TASK GOAL:
Without including any pictures, copy each entry below exactly.

*-*-*

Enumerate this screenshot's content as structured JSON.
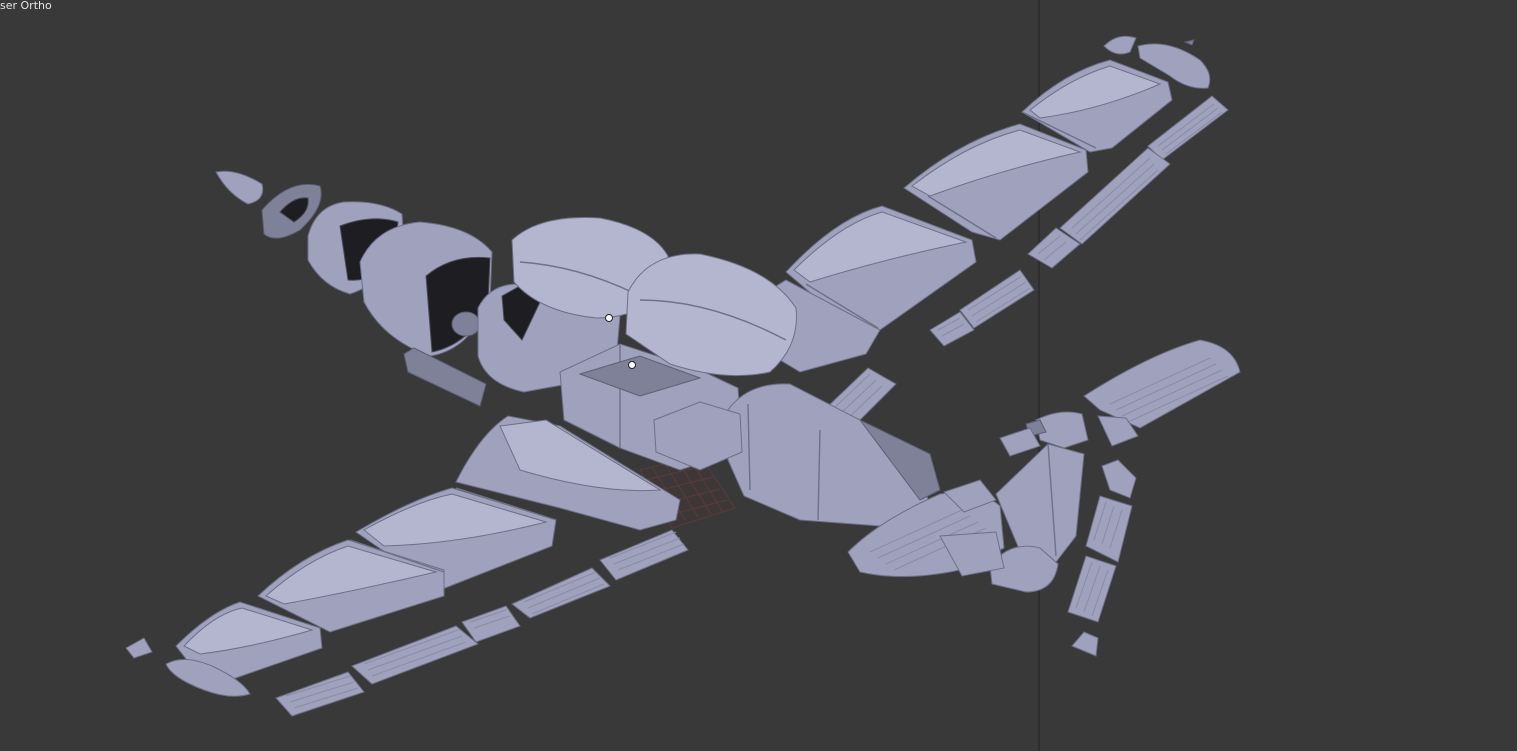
{
  "viewport": {
    "view_label": "ser Ortho",
    "background_color": "#393939",
    "mesh_color": "#a0a2bd",
    "origin_marker_color": "#f0a050",
    "vertical_guide_color": "#222226"
  }
}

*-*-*

FINISHED EXERCISE:
Enumerate this screenshot's content as structured JSON.
{
  "viewport": {
    "view_label": "ser Ortho",
    "background_color": "#393939",
    "mesh_color": "#a0a2bd",
    "origin_marker_color": "#f0a050",
    "vertical_guide_color": "#222226"
  }
}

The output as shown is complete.